I searched for attorneys to help with “self-petition,” a process that doesn’t take as long but is exponentially more difficult to accomplish. There was a plethora of information on how engineers, scientists, physicians, nurses, artists, athletes, models, actors, and musicians could pursue self-petition, but nothing for genetic counselors. The biggest immigration firms in the country declined my case because they didn’t know what genetic counseling was, despite all the background I provided. All they saw was the lack of an MD or PhD after my name.
I finally found an attorney willing to take the leap with me, and it turns out that was the easy part. The next step was to find leaders in the GC field who didn't know me personally but would be willing to write a letter of support. My stomach was in knots, and I felt physically sick when I reached out to potential recommenders. These letters had to explain the significance of the genetic counseling profession to a U.S. immigration officer, highlight my role, and convince the government that I was deserving of the most exclusive visa category.
My immigration story would have ended very differently without the support of friends and colleagues I met while volunteering. Half of my letters came from people I met through the International SIG, and I’m incredibly grateful for their graciousness. To help demystify the process, some of us have put together immigration resources tailored for GCs on a visa. However, there are still many things our community can do to help international GCs. Something simple which would result in substantial impact is an official document describing the scope, significance, and value of genetic counseling, to which NSGC leadership has been receptive. My hope is that other international GCs won’t have to start from scratch while navigating such a complex and confusing process; and, these resources are important first steps in that direction.

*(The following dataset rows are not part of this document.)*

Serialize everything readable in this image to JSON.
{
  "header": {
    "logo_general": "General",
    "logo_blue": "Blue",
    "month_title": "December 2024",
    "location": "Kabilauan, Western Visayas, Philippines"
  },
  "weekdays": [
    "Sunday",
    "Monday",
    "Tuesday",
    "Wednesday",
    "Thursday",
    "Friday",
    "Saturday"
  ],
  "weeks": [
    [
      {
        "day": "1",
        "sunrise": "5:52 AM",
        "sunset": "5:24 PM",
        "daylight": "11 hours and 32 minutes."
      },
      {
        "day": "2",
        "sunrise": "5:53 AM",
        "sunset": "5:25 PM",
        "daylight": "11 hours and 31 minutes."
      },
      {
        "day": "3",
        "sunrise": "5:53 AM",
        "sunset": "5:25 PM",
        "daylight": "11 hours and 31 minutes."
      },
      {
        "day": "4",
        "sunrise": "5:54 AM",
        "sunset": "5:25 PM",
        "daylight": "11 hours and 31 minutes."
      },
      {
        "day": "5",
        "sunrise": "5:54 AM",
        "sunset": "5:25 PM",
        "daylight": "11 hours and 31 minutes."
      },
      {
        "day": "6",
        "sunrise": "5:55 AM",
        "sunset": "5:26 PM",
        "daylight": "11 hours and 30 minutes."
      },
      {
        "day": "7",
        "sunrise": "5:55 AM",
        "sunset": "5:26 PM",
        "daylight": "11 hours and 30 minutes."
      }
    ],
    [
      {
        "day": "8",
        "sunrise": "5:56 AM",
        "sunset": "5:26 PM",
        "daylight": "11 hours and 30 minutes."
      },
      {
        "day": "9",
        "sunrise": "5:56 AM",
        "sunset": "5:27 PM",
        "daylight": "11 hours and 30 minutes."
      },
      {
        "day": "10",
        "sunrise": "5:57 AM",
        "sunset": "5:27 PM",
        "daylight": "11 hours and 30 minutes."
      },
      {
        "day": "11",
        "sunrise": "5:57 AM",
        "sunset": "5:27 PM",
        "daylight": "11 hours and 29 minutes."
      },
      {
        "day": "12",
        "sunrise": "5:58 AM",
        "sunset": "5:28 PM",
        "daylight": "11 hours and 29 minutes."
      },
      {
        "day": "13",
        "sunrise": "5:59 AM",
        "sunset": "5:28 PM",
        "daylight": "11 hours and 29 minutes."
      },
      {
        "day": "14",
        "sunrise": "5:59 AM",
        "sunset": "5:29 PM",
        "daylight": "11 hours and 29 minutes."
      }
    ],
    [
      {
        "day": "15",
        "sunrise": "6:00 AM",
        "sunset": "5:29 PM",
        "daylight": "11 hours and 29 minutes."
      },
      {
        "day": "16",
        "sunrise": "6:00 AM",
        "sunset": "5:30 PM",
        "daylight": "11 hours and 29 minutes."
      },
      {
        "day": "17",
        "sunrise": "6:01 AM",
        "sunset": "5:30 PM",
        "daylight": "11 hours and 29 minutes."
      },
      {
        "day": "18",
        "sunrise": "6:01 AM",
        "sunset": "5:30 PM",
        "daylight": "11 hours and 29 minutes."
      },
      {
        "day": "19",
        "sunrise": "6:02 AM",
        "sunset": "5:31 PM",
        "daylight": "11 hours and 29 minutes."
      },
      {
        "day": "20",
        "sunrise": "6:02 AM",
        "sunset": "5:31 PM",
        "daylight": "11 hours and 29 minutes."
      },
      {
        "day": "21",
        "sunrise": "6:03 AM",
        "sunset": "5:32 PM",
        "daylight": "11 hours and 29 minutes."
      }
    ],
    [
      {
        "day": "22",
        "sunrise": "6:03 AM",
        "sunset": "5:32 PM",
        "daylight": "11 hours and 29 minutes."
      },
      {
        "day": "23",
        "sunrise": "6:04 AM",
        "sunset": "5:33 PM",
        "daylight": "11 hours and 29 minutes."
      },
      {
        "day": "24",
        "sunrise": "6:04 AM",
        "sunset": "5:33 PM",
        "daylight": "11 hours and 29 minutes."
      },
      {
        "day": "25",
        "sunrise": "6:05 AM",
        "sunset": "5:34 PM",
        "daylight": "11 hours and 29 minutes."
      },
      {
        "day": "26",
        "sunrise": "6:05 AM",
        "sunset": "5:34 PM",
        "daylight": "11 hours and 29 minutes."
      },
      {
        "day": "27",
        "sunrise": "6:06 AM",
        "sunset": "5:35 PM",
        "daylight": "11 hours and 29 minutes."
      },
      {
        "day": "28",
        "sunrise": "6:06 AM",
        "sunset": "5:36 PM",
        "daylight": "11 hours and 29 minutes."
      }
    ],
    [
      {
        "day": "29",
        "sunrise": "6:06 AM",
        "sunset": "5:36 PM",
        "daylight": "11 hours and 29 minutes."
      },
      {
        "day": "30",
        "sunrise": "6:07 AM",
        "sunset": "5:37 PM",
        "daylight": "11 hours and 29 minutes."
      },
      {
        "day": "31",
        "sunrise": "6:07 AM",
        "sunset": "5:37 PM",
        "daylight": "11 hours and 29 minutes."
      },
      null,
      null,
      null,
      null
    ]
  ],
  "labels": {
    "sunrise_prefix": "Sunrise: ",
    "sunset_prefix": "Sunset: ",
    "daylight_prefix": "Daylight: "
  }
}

If you are an international GC, or employer/colleague/ally of international GCs and would like to learn more, please reach out to me at email@example.com.